William Shoemaker

William Lee Shoemaker, better known as Bill Shoemaker, was born in 1931. He weighed in at a minute 2.5 pounds at birth and was so small and weak that he was not expected to survive his first night. Yet, in true Bill Shoemaker form, he went on to not only survive, but to become one of the most legendary American jockeys to walk the face of the planet. As an adult, Shoemaker height measured 4’11’’, with his weight being under 100 pounds. He had a light bone structure and so was naturally light. This meant he had the rare privilege of being able to eat whatever he wanted and still maintain his weight. The good food certainly kept his spirits up and he was not only a quick thinker during the races but also a known prankster.

William Shoemaker was known more for his way of handling horses than he was for his actual winnings. However, he certainly did have an impressive list of accomplishments.

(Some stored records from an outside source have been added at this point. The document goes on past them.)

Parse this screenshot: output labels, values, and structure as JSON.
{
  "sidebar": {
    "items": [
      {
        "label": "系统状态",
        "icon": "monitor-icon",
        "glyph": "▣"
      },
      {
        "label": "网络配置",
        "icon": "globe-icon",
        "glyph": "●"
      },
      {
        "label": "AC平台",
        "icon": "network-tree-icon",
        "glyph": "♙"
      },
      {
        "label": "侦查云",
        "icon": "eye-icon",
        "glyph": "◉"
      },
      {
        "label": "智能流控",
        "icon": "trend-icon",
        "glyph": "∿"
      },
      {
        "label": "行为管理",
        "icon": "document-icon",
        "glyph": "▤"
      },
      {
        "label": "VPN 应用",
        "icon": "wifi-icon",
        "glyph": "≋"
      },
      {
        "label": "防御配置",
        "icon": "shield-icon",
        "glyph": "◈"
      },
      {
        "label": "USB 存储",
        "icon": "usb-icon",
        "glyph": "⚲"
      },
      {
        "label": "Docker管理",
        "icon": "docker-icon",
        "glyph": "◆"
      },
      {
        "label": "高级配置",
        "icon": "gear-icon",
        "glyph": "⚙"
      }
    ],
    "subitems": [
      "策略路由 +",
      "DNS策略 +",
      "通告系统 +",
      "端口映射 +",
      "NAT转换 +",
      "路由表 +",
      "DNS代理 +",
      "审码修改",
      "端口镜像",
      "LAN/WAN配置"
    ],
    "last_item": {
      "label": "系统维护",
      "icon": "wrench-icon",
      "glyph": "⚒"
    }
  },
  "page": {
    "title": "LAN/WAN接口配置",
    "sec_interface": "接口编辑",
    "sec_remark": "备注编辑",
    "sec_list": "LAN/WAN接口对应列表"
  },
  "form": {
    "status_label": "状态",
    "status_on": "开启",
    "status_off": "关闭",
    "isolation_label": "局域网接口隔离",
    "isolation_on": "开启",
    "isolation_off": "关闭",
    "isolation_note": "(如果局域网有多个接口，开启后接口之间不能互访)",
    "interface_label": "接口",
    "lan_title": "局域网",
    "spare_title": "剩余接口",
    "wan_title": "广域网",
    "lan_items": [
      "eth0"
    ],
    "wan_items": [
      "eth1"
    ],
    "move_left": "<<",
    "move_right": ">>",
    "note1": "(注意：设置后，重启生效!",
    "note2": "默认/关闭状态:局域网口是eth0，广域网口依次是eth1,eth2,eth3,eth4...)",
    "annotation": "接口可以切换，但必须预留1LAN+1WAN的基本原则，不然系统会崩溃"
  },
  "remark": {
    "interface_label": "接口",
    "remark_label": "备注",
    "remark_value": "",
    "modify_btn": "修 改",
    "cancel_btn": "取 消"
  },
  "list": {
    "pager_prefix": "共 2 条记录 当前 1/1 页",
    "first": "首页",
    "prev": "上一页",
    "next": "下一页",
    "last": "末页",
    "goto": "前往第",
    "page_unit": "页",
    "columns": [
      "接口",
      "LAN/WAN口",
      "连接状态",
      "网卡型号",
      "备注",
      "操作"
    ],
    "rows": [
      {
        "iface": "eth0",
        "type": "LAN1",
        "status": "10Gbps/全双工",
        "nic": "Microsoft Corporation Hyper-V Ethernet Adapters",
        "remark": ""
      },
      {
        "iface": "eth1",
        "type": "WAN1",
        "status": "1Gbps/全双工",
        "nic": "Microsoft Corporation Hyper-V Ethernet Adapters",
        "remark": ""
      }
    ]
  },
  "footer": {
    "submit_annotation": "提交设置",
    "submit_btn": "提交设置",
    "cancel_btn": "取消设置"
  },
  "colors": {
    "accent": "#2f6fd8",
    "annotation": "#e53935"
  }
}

He finished in the top three in nearly half of the races he ran and the collective winnings of the horses he rode amounted to more than $123 million. In all, Shoemaker won 8,833 races. This includes 11 wins at Triple Crown events. Shoemaker would often describe his riding style as ‘staying out of the horses way’ to the greatest extent possible. He had a light touch on the reins and communicated his will to the horses in the most sensitive way possible. In this way, he was able to encourage the horse to want to run it’s heart out instead of forcing it to go beyond what it was maybe willing to give. The horses responded to his unique style of riding and it didn’t take long before Shoemaker had garnered a brilliant reputation as a great American jockey.

Shoemaker was light, athletic and fun loving. In his early racing career he was fairly lucky and seldom got hurt. Off the track he was unpretentious and during his later life he was a devoted father. Though he often considered the highlight of his career to be his win at the Kentucky Derby in 1986, it was probably his run at the Kentucky Derby that put him in the history books. It was at that race that he won for the fourth time at 54 years of age. This made him the oldest jockey to ever win the Kentucky Derby. Not long afterwards, Shoemaker decided to retire from competitive racing. He was 58 years of age. Unfortunately he was paralysed in a car accident just one year later but he did not let this stop him from turning out some spectacular race horses as a trainer. His horses won 90 races. Bill Shoemaker died in his sleep on October 12, 2003 at 72 years of age. He is remembered as a great horse racing legend and his legacy helped shape the face of horse racing in America.